The Labour Relations Act 66 of 1995 (“LRA”) does not make provision for an award made by the Commission for Conciliation, Mediation and Arbitration (“CCMA”) to be appealed by an unsuccessful party. The reason being that an arbitration award issued by the Commissioner presiding over the arbitration is considered to be final and binding. However, Section 145 of the LRA does afford an aggrieved litigant the right to launch review proceedings whereby such a party may apply to the Labour Court for a review of an arbitral award or order on the basis of an alleged defect with a Commissioner’s reasoning in the relevant award or order.

The party who alleges such a defect in the arbitration proceedings, must apply to the Labour Court to set aside the award within six weeks of the award being served on this party, subject to certain exclusions as dealt with in the LRA. The time limit is of the utmost importance as review applications, by their very nature, are considered as urgent and the legislature, when promulgating the LRA, had intended that review applications be dealt with on an urgent basis. If a party fails to bring the review application within the compulsory six-week period, that party is obliged to bring a further application for condonation of its non-compliance.

In the case of Rustenburg Local Municipality v South African Local Government Bargaining Council and Others [1], the Labour Court emphasised that arbitration awards are final and binding and that it is trite that arbitration awards remain executable as against the unsuccessful party, despite a pending review. The court held that the onus to seek a stay of execution proceedings in anticipation of the hearing of a review application lies with the applicant. If the applicant is successful in an application for the stay of execution proceedings, such proceedings will be stayed until  the review application has been argued and decided on.

Section 145 of the LRA states that the institution of review proceedings does not suspend the operation of an arbitration award unless the applicant furnishes security to the satisfaction of the court, or successfully brings an application to stay such proceedings as mentioned above.

Not an Appeal

The Constitutional Court in the case of Sidumo & Another v Rustenburg Platinum Mines Ltd & Others[2], confirmed the test for the review of a Commissioner’s arbitration award as follows:
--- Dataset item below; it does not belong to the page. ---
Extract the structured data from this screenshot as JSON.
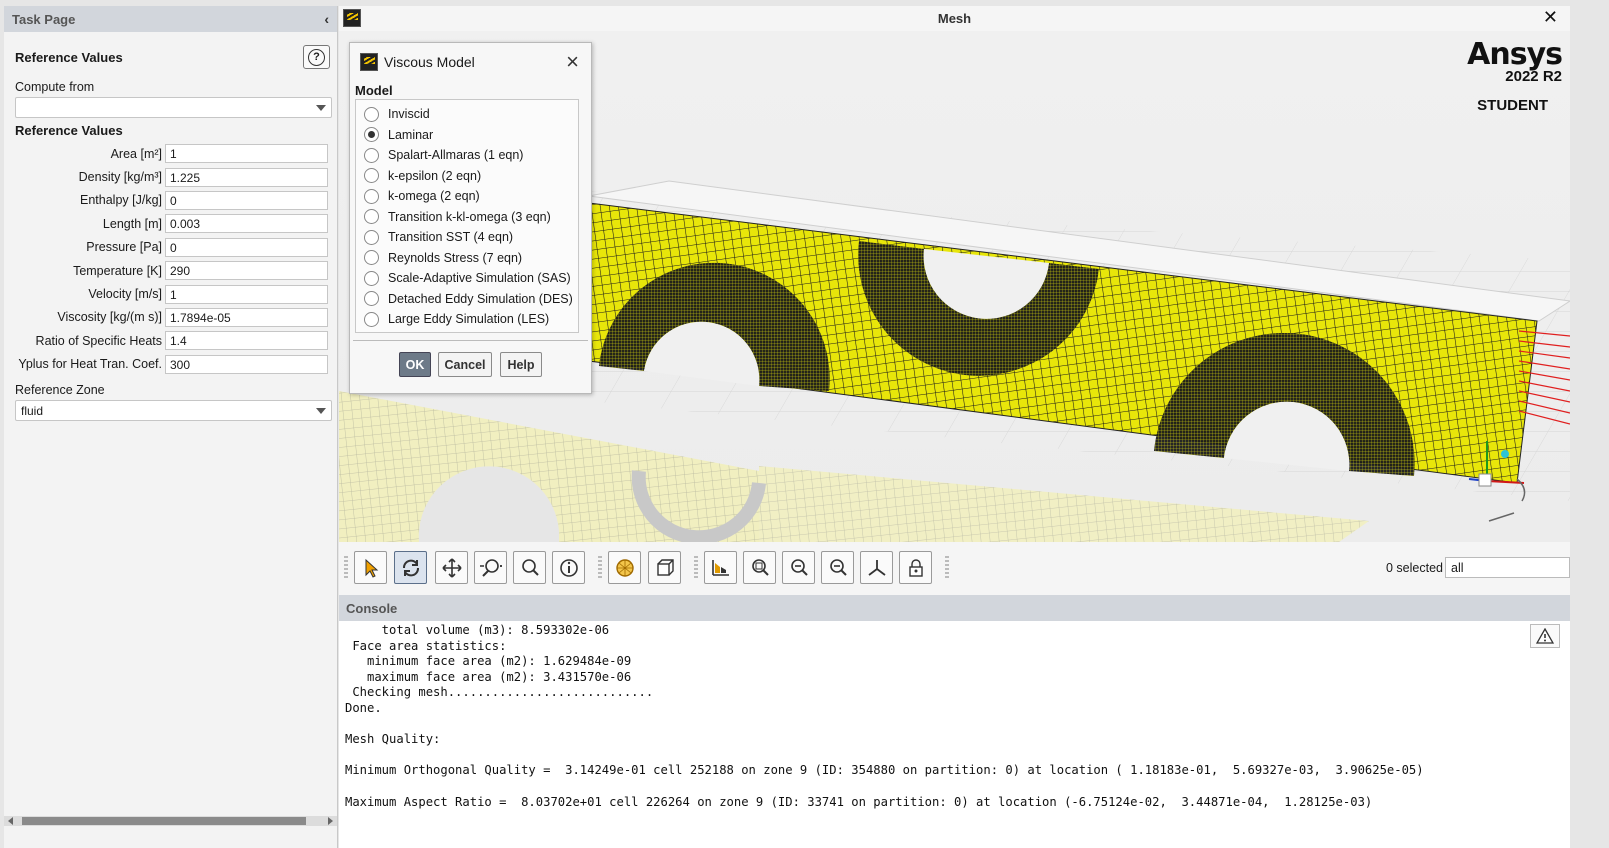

“Is the decision reached by the Commissioner one that a reasonable decision-maker could not reach? If so, it is reviewable. If not, it is not.”

The Labour Court has exclusive jurisdiction to review CCMA awards, but the review application should not be seen as an appeal against the decision because arbitration awards are not subject to an appeal. Therefore, a review is not related to the merits of the matter but, rather, to the Commissioner’s conduct in reaching the decision being reviewed.

The scope of the review is confined to how the arbitrator arrived at the specific decision and in making the application for review, the party is alleging there has been a defect in the proceedings.

The CCMA Rules for the conduct of proceedings, read with the relevant provisions of the LRA, holds that a defect would include instances where:

– the Commissioner committed misconduct in relation to their duties as arbitrator,

– the Commissioner committed a gross irregularity in the arbitration proceedings,

– the Commissioner exceeded their powers and;

–  the award was improperly obtained.

Rational Objective Test

The courts stated in Goldfields Mining SA [Py] Limited v CCMA[3] that there are five questions to ask when looking at the reviewability of the arbitral award. These are as follows:

  1. Did the Commissioner give the parties full opportunity to have their say?
  2. Did the arbitrator identify the dispute he was required to arbitrate?
  3. Did the arbitrator understand the nature of the dispute?
  4. Did the arbitrator deal with the substantial issues of the dispute?
  5. Did the arbitrator reach a decision that another decision maker could reasonably have reached?

Section 158(1)(g) of the LRA has previously also empowered the Labour Court to review arbitral awards. This section allowed for review procedures on a broader scale, but this did not nullify the effect of the Section 145 review procedures. This position was confirmed in the Carephone (Pty) Limited v Marcus NO & Others[4] judgment where the Labour Court ultimately held that a review of a CCMA arbitration award is limited to the grounds as set out in Section 145 of the LRA.

Conclusion

There is recourse for a party who wants to have their CCMA award reviewed and set aside, even though such award is final and binding. The party wishing to do so must ensure that it has a proper basis for review that falls within the grounds as envisioned by Section 145 of the LRA, and the courts’ expansion of the considerations relevant to the review enquiry in terms of this section, and must ensure that the required time limits are strictly complied with.

It is recommended to consult with an attorney, if you want to take a matter on review. The main question that needs to be answered is whether the decision reached by the Commissioner is one that a reasonable decision-maker could not reach.

 

Enquiries can be addressed to either of this article’s authors: Peter Turner or Lerato Mlambo